Segment Open

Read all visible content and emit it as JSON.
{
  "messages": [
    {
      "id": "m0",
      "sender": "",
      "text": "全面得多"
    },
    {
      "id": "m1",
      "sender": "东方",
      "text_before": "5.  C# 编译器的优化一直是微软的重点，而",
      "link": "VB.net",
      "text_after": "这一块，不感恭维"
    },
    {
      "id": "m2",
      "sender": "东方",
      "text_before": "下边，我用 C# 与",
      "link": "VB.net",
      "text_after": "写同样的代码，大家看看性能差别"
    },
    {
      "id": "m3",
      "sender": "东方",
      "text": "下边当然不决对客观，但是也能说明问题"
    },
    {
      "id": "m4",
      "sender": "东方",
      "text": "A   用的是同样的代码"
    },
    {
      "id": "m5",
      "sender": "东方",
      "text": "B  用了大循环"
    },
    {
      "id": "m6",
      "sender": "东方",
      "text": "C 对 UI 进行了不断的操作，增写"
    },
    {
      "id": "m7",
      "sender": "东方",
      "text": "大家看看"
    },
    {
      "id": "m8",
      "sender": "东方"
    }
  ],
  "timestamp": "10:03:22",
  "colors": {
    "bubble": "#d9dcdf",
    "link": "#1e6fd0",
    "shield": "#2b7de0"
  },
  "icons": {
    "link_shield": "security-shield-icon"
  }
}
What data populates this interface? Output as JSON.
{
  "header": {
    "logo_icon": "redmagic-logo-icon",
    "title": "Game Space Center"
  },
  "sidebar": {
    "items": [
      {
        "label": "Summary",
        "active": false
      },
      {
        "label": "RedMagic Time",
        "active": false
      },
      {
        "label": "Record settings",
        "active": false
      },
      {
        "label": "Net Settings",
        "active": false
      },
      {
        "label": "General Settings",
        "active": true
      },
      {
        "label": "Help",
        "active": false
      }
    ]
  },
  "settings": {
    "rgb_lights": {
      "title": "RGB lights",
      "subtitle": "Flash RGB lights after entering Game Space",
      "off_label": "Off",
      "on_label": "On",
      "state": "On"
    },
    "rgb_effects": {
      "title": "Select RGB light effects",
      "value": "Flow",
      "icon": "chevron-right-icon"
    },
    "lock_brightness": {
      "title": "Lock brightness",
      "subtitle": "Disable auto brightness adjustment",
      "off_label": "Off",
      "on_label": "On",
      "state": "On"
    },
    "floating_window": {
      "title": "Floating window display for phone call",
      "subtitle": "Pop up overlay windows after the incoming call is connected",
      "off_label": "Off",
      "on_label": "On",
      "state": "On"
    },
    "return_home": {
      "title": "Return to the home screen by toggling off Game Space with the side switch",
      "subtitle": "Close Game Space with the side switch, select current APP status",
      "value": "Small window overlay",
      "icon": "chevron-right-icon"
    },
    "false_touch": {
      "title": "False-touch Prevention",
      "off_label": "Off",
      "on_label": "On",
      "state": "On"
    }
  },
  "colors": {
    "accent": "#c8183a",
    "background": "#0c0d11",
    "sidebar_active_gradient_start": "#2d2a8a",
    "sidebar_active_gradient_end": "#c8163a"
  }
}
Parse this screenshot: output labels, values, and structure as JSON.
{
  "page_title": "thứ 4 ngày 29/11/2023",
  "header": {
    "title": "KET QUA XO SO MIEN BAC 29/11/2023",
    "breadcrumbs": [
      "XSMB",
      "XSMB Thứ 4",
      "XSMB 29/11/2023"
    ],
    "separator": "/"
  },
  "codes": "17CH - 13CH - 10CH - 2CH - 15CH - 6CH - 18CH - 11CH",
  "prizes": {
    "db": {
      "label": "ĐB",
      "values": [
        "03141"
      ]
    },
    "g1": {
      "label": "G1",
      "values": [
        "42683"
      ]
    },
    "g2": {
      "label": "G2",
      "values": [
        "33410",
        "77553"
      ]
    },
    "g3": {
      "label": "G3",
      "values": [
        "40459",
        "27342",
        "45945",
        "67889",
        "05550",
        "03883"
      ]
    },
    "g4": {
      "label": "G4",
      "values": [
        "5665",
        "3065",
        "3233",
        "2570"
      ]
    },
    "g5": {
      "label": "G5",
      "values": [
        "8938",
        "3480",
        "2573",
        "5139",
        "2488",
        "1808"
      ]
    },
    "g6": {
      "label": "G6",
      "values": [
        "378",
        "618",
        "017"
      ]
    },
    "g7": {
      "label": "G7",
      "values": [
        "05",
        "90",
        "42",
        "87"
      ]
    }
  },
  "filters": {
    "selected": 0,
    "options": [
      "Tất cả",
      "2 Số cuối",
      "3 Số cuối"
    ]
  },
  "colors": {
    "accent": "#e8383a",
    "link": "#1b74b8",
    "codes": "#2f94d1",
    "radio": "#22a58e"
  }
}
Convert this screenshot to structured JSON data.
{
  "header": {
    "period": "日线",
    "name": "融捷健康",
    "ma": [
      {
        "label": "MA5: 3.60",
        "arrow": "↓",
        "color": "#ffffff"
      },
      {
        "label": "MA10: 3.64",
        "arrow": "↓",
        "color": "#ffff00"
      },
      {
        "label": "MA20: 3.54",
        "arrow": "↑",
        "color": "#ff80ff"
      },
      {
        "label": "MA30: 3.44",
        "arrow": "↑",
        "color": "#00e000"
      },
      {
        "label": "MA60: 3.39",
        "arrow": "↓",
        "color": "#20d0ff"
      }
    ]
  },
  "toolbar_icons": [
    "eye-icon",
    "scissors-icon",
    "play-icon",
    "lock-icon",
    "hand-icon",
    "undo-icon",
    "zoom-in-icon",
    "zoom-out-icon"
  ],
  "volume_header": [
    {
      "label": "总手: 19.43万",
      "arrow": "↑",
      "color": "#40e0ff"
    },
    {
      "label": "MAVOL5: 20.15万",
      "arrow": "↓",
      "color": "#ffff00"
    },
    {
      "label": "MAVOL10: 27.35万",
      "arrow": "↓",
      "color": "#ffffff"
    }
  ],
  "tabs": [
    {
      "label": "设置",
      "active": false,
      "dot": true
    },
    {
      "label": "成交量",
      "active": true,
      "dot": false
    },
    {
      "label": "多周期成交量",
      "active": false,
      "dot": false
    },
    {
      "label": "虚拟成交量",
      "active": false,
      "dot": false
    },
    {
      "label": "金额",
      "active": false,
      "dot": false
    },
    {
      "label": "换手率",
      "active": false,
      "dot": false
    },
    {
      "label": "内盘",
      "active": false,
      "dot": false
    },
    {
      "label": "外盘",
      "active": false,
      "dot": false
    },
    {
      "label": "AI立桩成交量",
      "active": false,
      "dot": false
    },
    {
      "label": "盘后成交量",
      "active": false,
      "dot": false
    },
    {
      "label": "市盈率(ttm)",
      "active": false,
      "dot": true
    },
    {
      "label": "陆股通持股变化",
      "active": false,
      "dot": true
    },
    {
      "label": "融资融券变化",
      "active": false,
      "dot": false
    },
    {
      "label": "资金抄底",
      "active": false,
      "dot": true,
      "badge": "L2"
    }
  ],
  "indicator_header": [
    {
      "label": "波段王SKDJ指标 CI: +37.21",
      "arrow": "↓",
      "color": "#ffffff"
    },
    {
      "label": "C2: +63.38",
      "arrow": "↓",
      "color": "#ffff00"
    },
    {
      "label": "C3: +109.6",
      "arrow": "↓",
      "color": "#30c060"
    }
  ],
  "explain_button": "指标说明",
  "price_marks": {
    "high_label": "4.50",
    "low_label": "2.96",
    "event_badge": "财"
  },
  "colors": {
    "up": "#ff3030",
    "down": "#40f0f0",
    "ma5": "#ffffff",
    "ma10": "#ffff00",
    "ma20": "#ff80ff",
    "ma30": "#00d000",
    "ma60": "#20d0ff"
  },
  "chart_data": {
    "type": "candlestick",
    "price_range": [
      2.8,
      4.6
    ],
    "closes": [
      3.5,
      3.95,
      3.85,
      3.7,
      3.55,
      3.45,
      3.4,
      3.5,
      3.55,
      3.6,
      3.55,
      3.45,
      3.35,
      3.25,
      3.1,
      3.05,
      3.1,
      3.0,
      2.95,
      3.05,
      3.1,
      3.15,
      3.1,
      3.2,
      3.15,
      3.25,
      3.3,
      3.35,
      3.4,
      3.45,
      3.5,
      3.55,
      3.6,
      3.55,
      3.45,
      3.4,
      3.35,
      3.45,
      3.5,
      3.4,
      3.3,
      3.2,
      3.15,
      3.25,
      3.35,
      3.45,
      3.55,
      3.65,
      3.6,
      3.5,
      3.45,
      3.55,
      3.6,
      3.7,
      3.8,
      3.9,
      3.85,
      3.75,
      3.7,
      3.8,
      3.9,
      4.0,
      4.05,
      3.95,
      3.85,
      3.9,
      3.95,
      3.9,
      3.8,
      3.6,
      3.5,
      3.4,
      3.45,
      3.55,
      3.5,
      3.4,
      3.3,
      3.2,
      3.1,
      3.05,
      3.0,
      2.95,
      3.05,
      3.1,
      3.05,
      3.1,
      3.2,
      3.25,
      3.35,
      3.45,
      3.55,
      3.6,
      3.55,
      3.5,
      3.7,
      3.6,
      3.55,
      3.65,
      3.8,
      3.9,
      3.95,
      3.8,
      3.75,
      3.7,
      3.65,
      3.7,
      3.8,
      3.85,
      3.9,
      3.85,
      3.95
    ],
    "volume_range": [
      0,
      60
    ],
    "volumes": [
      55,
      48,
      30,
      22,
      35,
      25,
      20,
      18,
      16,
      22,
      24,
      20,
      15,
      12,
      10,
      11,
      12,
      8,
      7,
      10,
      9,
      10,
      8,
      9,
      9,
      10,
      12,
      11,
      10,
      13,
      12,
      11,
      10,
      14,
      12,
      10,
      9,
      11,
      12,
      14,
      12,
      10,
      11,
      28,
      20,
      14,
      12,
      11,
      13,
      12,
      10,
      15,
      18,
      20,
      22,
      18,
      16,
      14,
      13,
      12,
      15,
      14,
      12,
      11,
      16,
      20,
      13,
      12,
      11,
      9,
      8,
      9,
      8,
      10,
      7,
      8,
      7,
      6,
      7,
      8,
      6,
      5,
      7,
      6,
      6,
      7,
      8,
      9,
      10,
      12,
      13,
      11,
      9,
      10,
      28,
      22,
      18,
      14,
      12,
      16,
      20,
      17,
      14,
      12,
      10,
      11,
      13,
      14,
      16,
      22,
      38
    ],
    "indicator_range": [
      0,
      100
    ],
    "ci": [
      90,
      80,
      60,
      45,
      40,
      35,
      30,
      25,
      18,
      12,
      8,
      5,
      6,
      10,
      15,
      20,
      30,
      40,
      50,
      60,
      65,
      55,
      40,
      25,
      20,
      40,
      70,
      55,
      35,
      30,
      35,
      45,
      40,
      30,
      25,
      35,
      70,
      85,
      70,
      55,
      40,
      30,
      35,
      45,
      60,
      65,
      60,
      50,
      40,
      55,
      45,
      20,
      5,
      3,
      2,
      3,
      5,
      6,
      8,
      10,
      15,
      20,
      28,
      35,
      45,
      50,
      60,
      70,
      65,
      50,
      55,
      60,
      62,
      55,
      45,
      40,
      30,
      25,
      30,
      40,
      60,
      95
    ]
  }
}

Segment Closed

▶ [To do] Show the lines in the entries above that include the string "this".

▶ [Task answer]
What data populates this interface? Output as JSON.
Parse this screenshot: output labels, values, and structure as JSON.
Convert this screenshot to structured JSON data.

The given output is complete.